PROBLEM STATEMENT: Repeat every record exactly, but omit the images.

····················

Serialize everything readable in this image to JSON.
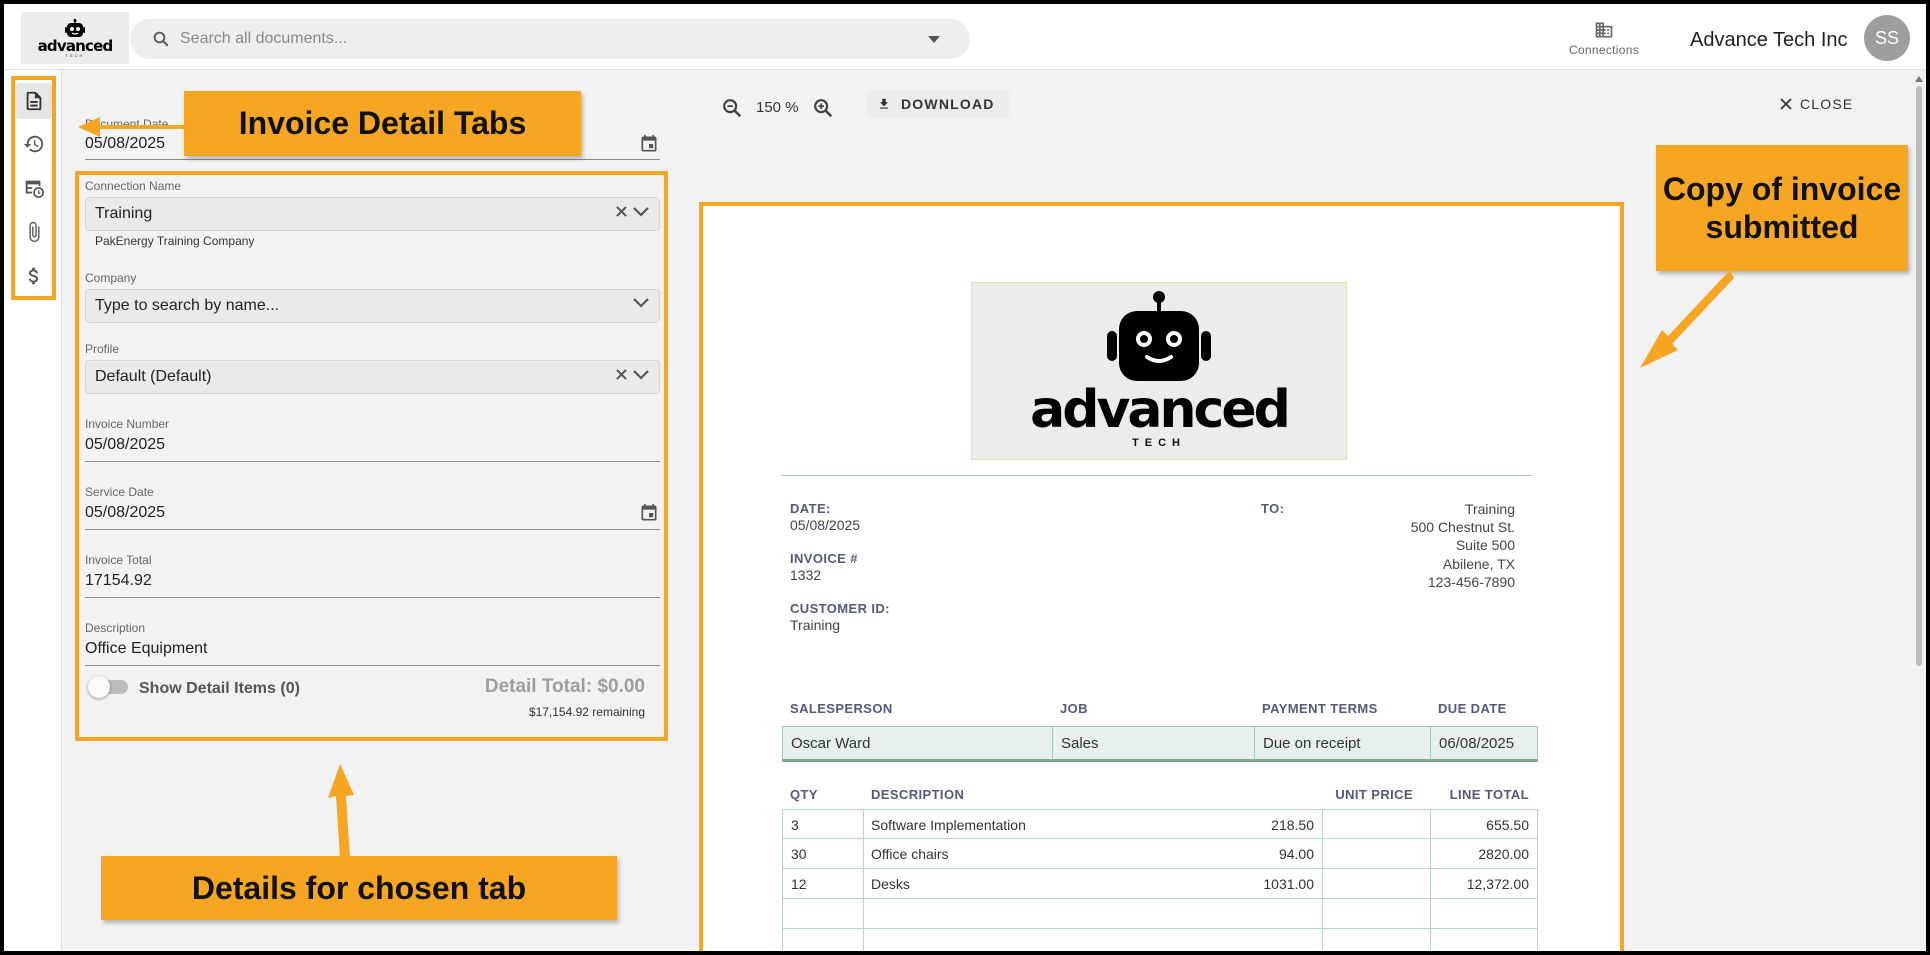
{
  "header": {
    "logo_word": "advanced",
    "logo_sub": "TECH",
    "search_placeholder": "Search all documents...",
    "connections_label": "Connections",
    "company_name": "Advance Tech Inc",
    "avatar_initials": "SS"
  },
  "rail": {
    "items": [
      {
        "icon": "document-icon",
        "active": true
      },
      {
        "icon": "history-icon",
        "active": false
      },
      {
        "icon": "table-clock-icon",
        "active": false
      },
      {
        "icon": "paperclip-icon",
        "active": false
      },
      {
        "icon": "dollar-icon",
        "active": false
      }
    ]
  },
  "form": {
    "document_date_label": "Document Date",
    "document_date_value": "05/08/2025",
    "connection_name_label": "Connection Name",
    "connection_name_value": "Training",
    "connection_name_sub": "PakEnergy Training Company",
    "company_label": "Company",
    "company_placeholder": "Type to search by name...",
    "profile_label": "Profile",
    "profile_value": "Default (Default)",
    "invoice_number_label": "Invoice Number",
    "invoice_number_value": "05/08/2025",
    "service_date_label": "Service Date",
    "service_date_value": "05/08/2025",
    "invoice_total_label": "Invoice Total",
    "invoice_total_value": "17154.92",
    "description_label": "Description",
    "description_value": "Office Equipment",
    "show_detail_items_label": "Show Detail Items (0)",
    "show_detail_items_on": false,
    "detail_total": "Detail Total: $0.00",
    "remaining": "$17,154.92 remaining"
  },
  "viewer": {
    "zoom": "150 %",
    "download_label": "DOWNLOAD",
    "close_label": "CLOSE"
  },
  "invoice": {
    "logo_word": "advanced",
    "logo_sub": "TECH",
    "date_label": "DATE:",
    "date_value": "05/08/2025",
    "invoice_label": "INVOICE #",
    "invoice_value": "1332",
    "customer_label": "CUSTOMER ID:",
    "customer_value": "Training",
    "to_label": "TO:",
    "to_lines": [
      "Training",
      "500 Chestnut St.",
      "Suite 500",
      "Abilene, TX",
      "123-456-7890"
    ],
    "sales_headers": [
      "SALESPERSON",
      "JOB",
      "PAYMENT TERMS",
      "DUE DATE"
    ],
    "sales_values": [
      "Oscar Ward",
      "Sales",
      "Due on receipt",
      "06/08/2025"
    ],
    "item_headers": [
      "QTY",
      "DESCRIPTION",
      "UNIT PRICE",
      "LINE TOTAL"
    ],
    "items": [
      {
        "qty": "3",
        "description": "Software Implementation",
        "unit_price": "218.50",
        "line_total": "655.50"
      },
      {
        "qty": "30",
        "description": "Office chairs",
        "unit_price": "94.00",
        "line_total": "2820.00"
      },
      {
        "qty": "12",
        "description": "Desks",
        "unit_price": "1031.00",
        "line_total": "12,372.00"
      },
      {
        "qty": "",
        "description": "",
        "unit_price": "",
        "line_total": ""
      },
      {
        "qty": "",
        "description": "",
        "unit_price": "",
        "line_total": ""
      }
    ]
  },
  "annotations": {
    "tabs_callout": "Invoice Detail Tabs",
    "copy_callout": "Copy of invoice submitted",
    "details_callout": "Details for chosen tab"
  },
  "colors": {
    "callout": "#f6a623",
    "invoice_heading": "#55597a",
    "table_line": "#a9c5b5"
  }
}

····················

RESULT BELOW:
Serialize everything readable in this image to JSON.
{
  "header": {
    "logo_word": "advanced",
    "logo_sub": "TECH",
    "search_placeholder": "Search all documents...",
    "connections_label": "Connections",
    "company_name": "Advance Tech Inc",
    "avatar_initials": "SS"
  },
  "rail": {
    "items": [
      {
        "icon": "document-icon",
        "active": true
      },
      {
        "icon": "history-icon",
        "active": false
      },
      {
        "icon": "table-clock-icon",
        "active": false
      },
      {
        "icon": "paperclip-icon",
        "active": false
      },
      {
        "icon": "dollar-icon",
        "active": false
      }
    ]
  },
  "form": {
    "document_date_label": "Document Date",
    "document_date_value": "05/08/2025",
    "connection_name_label": "Connection Name",
    "connection_name_value": "Training",
    "connection_name_sub": "PakEnergy Training Company",
    "company_label": "Company",
    "company_placeholder": "Type to search by name...",
    "profile_label": "Profile",
    "profile_value": "Default (Default)",
    "invoice_number_label": "Invoice Number",
    "invoice_number_value": "05/08/2025",
    "service_date_label": "Service Date",
    "service_date_value": "05/08/2025",
    "invoice_total_label": "Invoice Total",
    "invoice_total_value": "17154.92",
    "description_label": "Description",
    "description_value": "Office Equipment",
    "show_detail_items_label": "Show Detail Items (0)",
    "show_detail_items_on": false,
    "detail_total": "Detail Total: $0.00",
    "remaining": "$17,154.92 remaining"
  },
  "viewer": {
    "zoom": "150 %",
    "download_label": "DOWNLOAD",
    "close_label": "CLOSE"
  },
  "invoice": {
    "logo_word": "advanced",
    "logo_sub": "TECH",
    "date_label": "DATE:",
    "date_value": "05/08/2025",
    "invoice_label": "INVOICE #",
    "invoice_value": "1332",
    "customer_label": "CUSTOMER ID:",
    "customer_value": "Training",
    "to_label": "TO:",
    "to_lines": [
      "Training",
      "500 Chestnut St.",
      "Suite 500",
      "Abilene, TX",
      "123-456-7890"
    ],
    "sales_headers": [
      "SALESPERSON",
      "JOB",
      "PAYMENT TERMS",
      "DUE DATE"
    ],
    "sales_values": [
      "Oscar Ward",
      "Sales",
      "Due on receipt",
      "06/08/2025"
    ],
    "item_headers": [
      "QTY",
      "DESCRIPTION",
      "UNIT PRICE",
      "LINE TOTAL"
    ],
    "items": [
      {
        "qty": "3",
        "description": "Software Implementation",
        "unit_price": "218.50",
        "line_total": "655.50"
      },
      {
        "qty": "30",
        "description": "Office chairs",
        "unit_price": "94.00",
        "line_total": "2820.00"
      },
      {
        "qty": "12",
        "description": "Desks",
        "unit_price": "1031.00",
        "line_total": "12,372.00"
      },
      {
        "qty": "",
        "description": "",
        "unit_price": "",
        "line_total": ""
      },
      {
        "qty": "",
        "description": "",
        "unit_price": "",
        "line_total": ""
      }
    ]
  },
  "annotations": {
    "tabs_callout": "Invoice Detail Tabs",
    "copy_callout": "Copy of invoice submitted",
    "details_callout": "Details for chosen tab"
  },
  "colors": {
    "callout": "#f6a623",
    "invoice_heading": "#55597a",
    "table_line": "#a9c5b5"
  }
}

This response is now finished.